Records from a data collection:
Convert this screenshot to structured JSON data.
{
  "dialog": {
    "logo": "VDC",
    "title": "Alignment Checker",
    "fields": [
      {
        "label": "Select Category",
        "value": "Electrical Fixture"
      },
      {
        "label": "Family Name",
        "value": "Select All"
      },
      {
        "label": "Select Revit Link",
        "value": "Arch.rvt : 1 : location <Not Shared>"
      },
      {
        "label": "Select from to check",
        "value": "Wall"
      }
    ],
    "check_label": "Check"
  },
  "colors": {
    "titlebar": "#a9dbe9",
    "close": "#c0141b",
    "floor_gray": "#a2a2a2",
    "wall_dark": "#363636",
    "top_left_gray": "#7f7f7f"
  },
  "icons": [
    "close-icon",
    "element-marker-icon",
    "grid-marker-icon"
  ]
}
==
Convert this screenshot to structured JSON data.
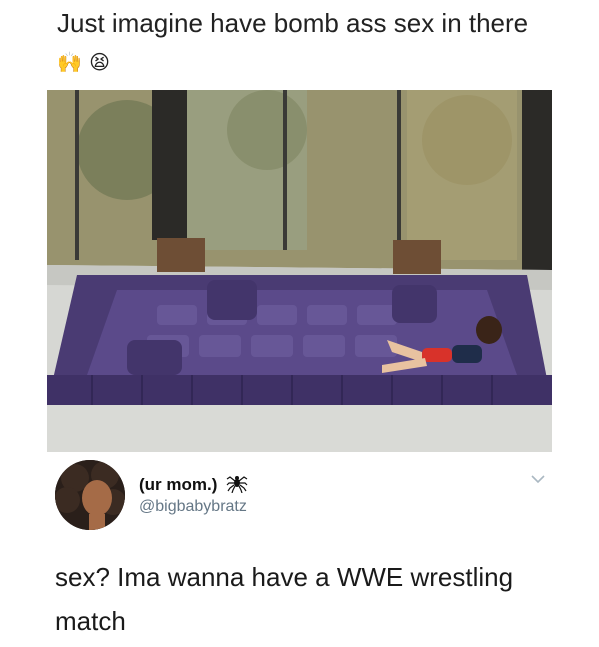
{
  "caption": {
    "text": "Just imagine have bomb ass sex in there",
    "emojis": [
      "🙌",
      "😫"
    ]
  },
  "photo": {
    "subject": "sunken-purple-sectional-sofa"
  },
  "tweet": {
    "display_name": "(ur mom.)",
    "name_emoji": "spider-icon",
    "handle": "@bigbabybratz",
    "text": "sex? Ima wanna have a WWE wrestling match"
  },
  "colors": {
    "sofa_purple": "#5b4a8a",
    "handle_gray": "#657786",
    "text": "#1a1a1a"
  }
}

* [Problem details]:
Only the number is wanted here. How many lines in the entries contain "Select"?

* [Answer for the task]:
4